Skip to main content

Research supported by a Young Investigator Award reveals one reason brain tumors are more common and more harmful in men than in women

By January 26, 2015December 18th, 2023CTF in the News, NF1, Science & Research

Funded in part by a 2012 Young Investigator Award, Tao Sun, PhD, completed a study in Dr. Joshua Rubin’s laboratory at Washington University with a great potential to advance current understanding of tumor forming processes related to NF1, and may also provide useful insights into the basis for sex difference in other human diseases. Dr. Sun and colleagues found that retinoblastoma protein (RB), a protein known to reduce cancer risk, is significantly less active in male brain cells than in female brain cells in a mouse model of brain cancer. Dr. Sun’s finding may explain why brain cancers are more common in men than in women and it holds tremendous potential to advance our understanding in human cancer formation and treatment. Dr. Sun is the leading author of the following article detailing the study:

Click here to read the published article in The Journal of Clinical Investigation.

Also part of his CTF-funded research, Dr. Sun participated in a multi-center study that looked for potential genetic modifiers for NF1-associated optic nerve gliomas. Using SNP array analysis with DNA specimens from NF1 patients, the researchers established a sex-specific role of cyclic AMP (cAMP) signaling pathways in NF1 gliomagenesis. Dr. Sun is a co-first author of the following published article:

Click here to read the abstract in Cancer Research.

The Young Investigator Awards (YIA) provide two-year awards to young scientists early in their careers, bringing them into the NF field and helping to establish them as independent investigators.
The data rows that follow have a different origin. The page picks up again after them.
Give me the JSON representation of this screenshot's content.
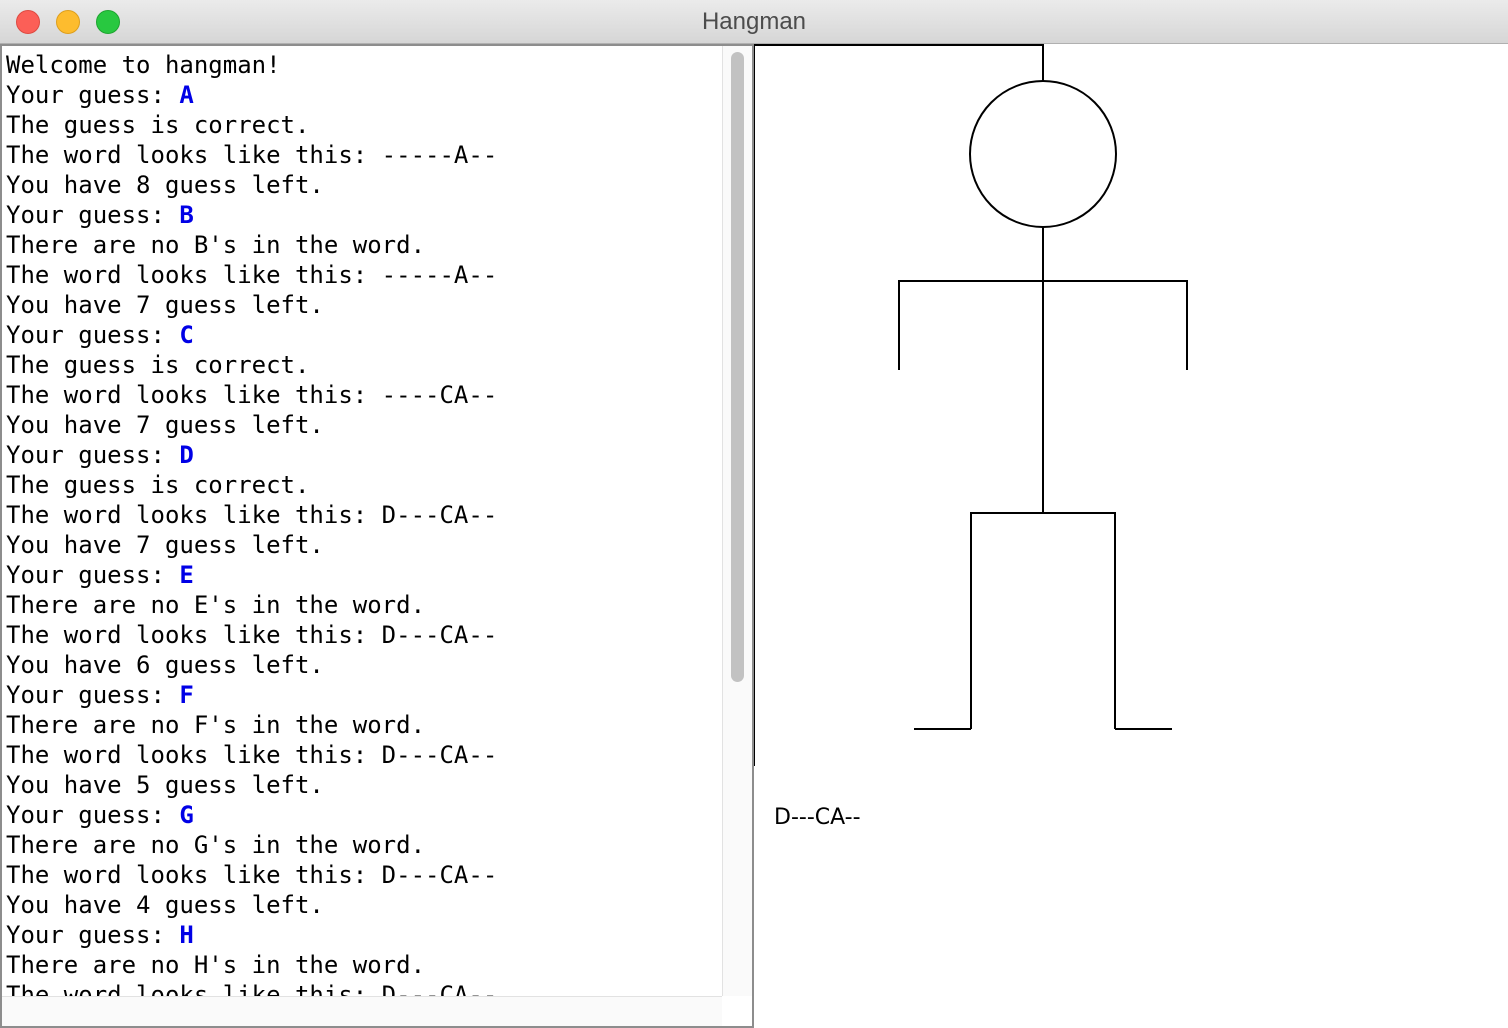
{
  "window": {
    "title": "Hangman"
  },
  "console": {
    "lines": [
      {
        "text": "Welcome to hangman!"
      },
      {
        "text": "Your guess: ",
        "guess": "A"
      },
      {
        "text": "The guess is correct."
      },
      {
        "text": "The word looks like this: -----A--"
      },
      {
        "text": "You have 8 guess left."
      },
      {
        "text": "Your guess: ",
        "guess": "B"
      },
      {
        "text": "There are no B's in the word."
      },
      {
        "text": "The word looks like this: -----A--"
      },
      {
        "text": "You have 7 guess left."
      },
      {
        "text": "Your guess: ",
        "guess": "C"
      },
      {
        "text": "The guess is correct."
      },
      {
        "text": "The word looks like this: ----CA--"
      },
      {
        "text": "You have 7 guess left."
      },
      {
        "text": "Your guess: ",
        "guess": "D"
      },
      {
        "text": "The guess is correct."
      },
      {
        "text": "The word looks like this: D---CA--"
      },
      {
        "text": "You have 7 guess left."
      },
      {
        "text": "Your guess: ",
        "guess": "E"
      },
      {
        "text": "There are no E's in the word."
      },
      {
        "text": "The word looks like this: D---CA--"
      },
      {
        "text": "You have 6 guess left."
      },
      {
        "text": "Your guess: ",
        "guess": "F"
      },
      {
        "text": "There are no F's in the word."
      },
      {
        "text": "The word looks like this: D---CA--"
      },
      {
        "text": "You have 5 guess left."
      },
      {
        "text": "Your guess: ",
        "guess": "G"
      },
      {
        "text": "There are no G's in the word."
      },
      {
        "text": "The word looks like this: D---CA--"
      },
      {
        "text": "You have 4 guess left."
      },
      {
        "text": "Your guess: ",
        "guess": "H"
      },
      {
        "text": "There are no H's in the word."
      },
      {
        "text": "The word looks like this: D---CA--"
      }
    ]
  },
  "canvas": {
    "word_display": "D---CA--",
    "body_parts_drawn": [
      "head",
      "body",
      "left-arm",
      "right-arm",
      "left-leg",
      "right-leg",
      "left-foot",
      "right-foot"
    ]
  },
  "colors": {
    "guess": "#0000e6",
    "drawing": "#000000"
  }
}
Though a number of YIAs have made significant research findings and made notable publications, the main function of the YIA program has been as a ‘seeding mechanism’ for researchers who went on to secure larger grants from NIH and CDMRP NFRP. The Foundation’s “seeding” of the NF field with new talent has been hailed as a key reason why NF research has grown rapidly in the past 25+ years.